▶ _How to complete this task_
Could you please write out each line of the records exactly, minus the pictures?

----- Input data -----

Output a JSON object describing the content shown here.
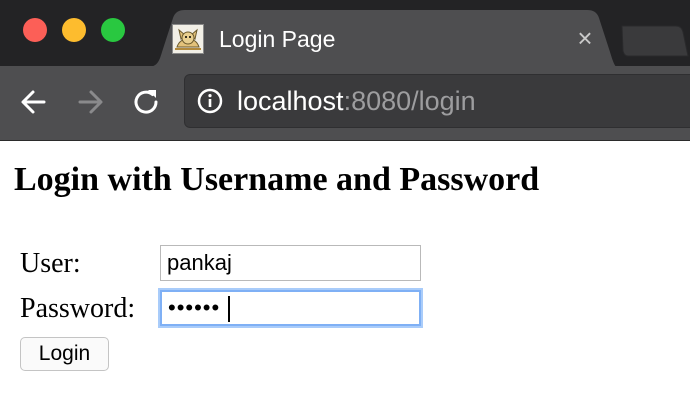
{
  "browser": {
    "tab": {
      "title": "Login Page",
      "close_glyph": "×",
      "favicon": "tomcat-cat-icon"
    },
    "url": {
      "host": "localhost",
      "rest": ":8080/login"
    },
    "icons": {
      "back": "back-arrow-icon",
      "forward": "forward-arrow-icon",
      "reload": "reload-icon",
      "info": "info-icon"
    },
    "colors": {
      "close": "#fc5f57",
      "minimize": "#fdbc2e",
      "maximize": "#29c840",
      "tabbar": "#232325",
      "toolbar": "#4e4e50",
      "focus_ring": "#7fb0f5"
    }
  },
  "page": {
    "heading": "Login with Username and Password",
    "form": {
      "user_label": "User:",
      "user_value": "pankaj",
      "password_label": "Password:",
      "password_value": "••••••",
      "password_focused": true,
      "submit_label": "Login"
    }
  }
}
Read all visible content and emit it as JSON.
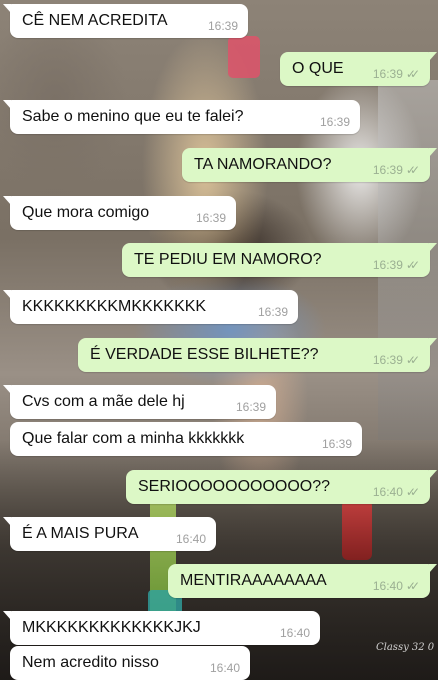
{
  "messages": [
    {
      "dir": "incoming",
      "text": "CÊ NEM ACREDITA",
      "time": "16:39"
    },
    {
      "dir": "outgoing",
      "text": "O QUE",
      "time": "16:39",
      "status": "delivered"
    },
    {
      "dir": "incoming",
      "text": "Sabe o menino que eu te falei?",
      "time": "16:39"
    },
    {
      "dir": "outgoing",
      "text": "TA NAMORANDO?",
      "time": "16:39",
      "status": "delivered"
    },
    {
      "dir": "incoming",
      "text": "Que mora comigo",
      "time": "16:39"
    },
    {
      "dir": "outgoing",
      "text": "TE PEDIU EM NAMORO?",
      "time": "16:39",
      "status": "delivered"
    },
    {
      "dir": "incoming",
      "text": "KKKKKKKKKMKKKKKKK",
      "time": "16:39"
    },
    {
      "dir": "outgoing",
      "text": "É VERDADE ESSE BILHETE??",
      "time": "16:39",
      "status": "delivered"
    },
    {
      "dir": "incoming",
      "text": "Cvs com a mãe dele hj",
      "time": "16:39"
    },
    {
      "dir": "incoming",
      "text": "Que falar com a minha kkkkkkk",
      "time": "16:39"
    },
    {
      "dir": "outgoing",
      "text": "SERIOOOOOOOOOOO??",
      "time": "16:40",
      "status": "delivered"
    },
    {
      "dir": "incoming",
      "text": "É A MAIS PURA",
      "time": "16:40"
    },
    {
      "dir": "outgoing",
      "text": "MENTIRAAAAAAAA",
      "time": "16:40",
      "status": "delivered"
    },
    {
      "dir": "incoming",
      "text": "MKKKKKKKKKKKKKJKJ",
      "time": "16:40"
    },
    {
      "dir": "incoming",
      "text": "Nem acredito nisso",
      "time": "16:40"
    }
  ],
  "background": {
    "watermark_text": "Classy 32 0"
  },
  "colors": {
    "incoming_bubble": "#ffffff",
    "outgoing_bubble": "#dcf8c6",
    "timestamp_gray": "#a0a0a0",
    "tick_gray": "#9bb092"
  }
}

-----

▶ _Output_
Output a JSON object describing the content shown here.
{
  "browser": {
    "tab": {
      "title": "Login Page",
      "close_glyph": "×",
      "favicon": "tomcat-cat-icon"
    },
    "url": {
      "host": "localhost",
      "rest": ":8080/login"
    },
    "icons": {
      "back": "back-arrow-icon",
      "forward": "forward-arrow-icon",
      "reload": "reload-icon",
      "info": "info-icon"
    },
    "colors": {
      "close": "#fc5f57",
      "minimize": "#fdbc2e",
      "maximize": "#29c840",
      "tabbar": "#232325",
      "toolbar": "#4e4e50",
      "focus_ring": "#7fb0f5"
    }
  },
  "page": {
    "heading": "Login with Username and Password",
    "form": {
      "user_label": "User:",
      "user_value": "pankaj",
      "password_label": "Password:",
      "password_value": "••••••",
      "password_focused": true,
      "submit_label": "Login"
    }
  }
}
Read all visible content and emit it as JSON.
{
  "messages": [
    {
      "dir": "incoming",
      "text": "CÊ NEM ACREDITA",
      "time": "16:39"
    },
    {
      "dir": "outgoing",
      "text": "O QUE",
      "time": "16:39",
      "status": "delivered"
    },
    {
      "dir": "incoming",
      "text": "Sabe o menino que eu te falei?",
      "time": "16:39"
    },
    {
      "dir": "outgoing",
      "text": "TA NAMORANDO?",
      "time": "16:39",
      "status": "delivered"
    },
    {
      "dir": "incoming",
      "text": "Que mora comigo",
      "time": "16:39"
    },
    {
      "dir": "outgoing",
      "text": "TE PEDIU EM NAMORO?",
      "time": "16:39",
      "status": "delivered"
    },
    {
      "dir": "incoming",
      "text": "KKKKKKKKKMKKKKKKK",
      "time": "16:39"
    },
    {
      "dir": "outgoing",
      "text": "É VERDADE ESSE BILHETE??",
      "time": "16:39",
      "status": "delivered"
    },
    {
      "dir": "incoming",
      "text": "Cvs com a mãe dele hj",
      "time": "16:39"
    },
    {
      "dir": "incoming",
      "text": "Que falar com a minha kkkkkkk",
      "time": "16:39"
    },
    {
      "dir": "outgoing",
      "text": "SERIOOOOOOOOOOO??",
      "time": "16:40",
      "status": "delivered"
    },
    {
      "dir": "incoming",
      "text": "É A MAIS PURA",
      "time": "16:40"
    },
    {
      "dir": "outgoing",
      "text": "MENTIRAAAAAAAA",
      "time": "16:40",
      "status": "delivered"
    },
    {
      "dir": "incoming",
      "text": "MKKKKKKKKKKKKKJKJ",
      "time": "16:40"
    },
    {
      "dir": "incoming",
      "text": "Nem acredito nisso",
      "time": "16:40"
    }
  ],
  "background": {
    "watermark_text": "Classy 32 0"
  },
  "colors": {
    "incoming_bubble": "#ffffff",
    "outgoing_bubble": "#dcf8c6",
    "timestamp_gray": "#a0a0a0",
    "tick_gray": "#9bb092"
  }
}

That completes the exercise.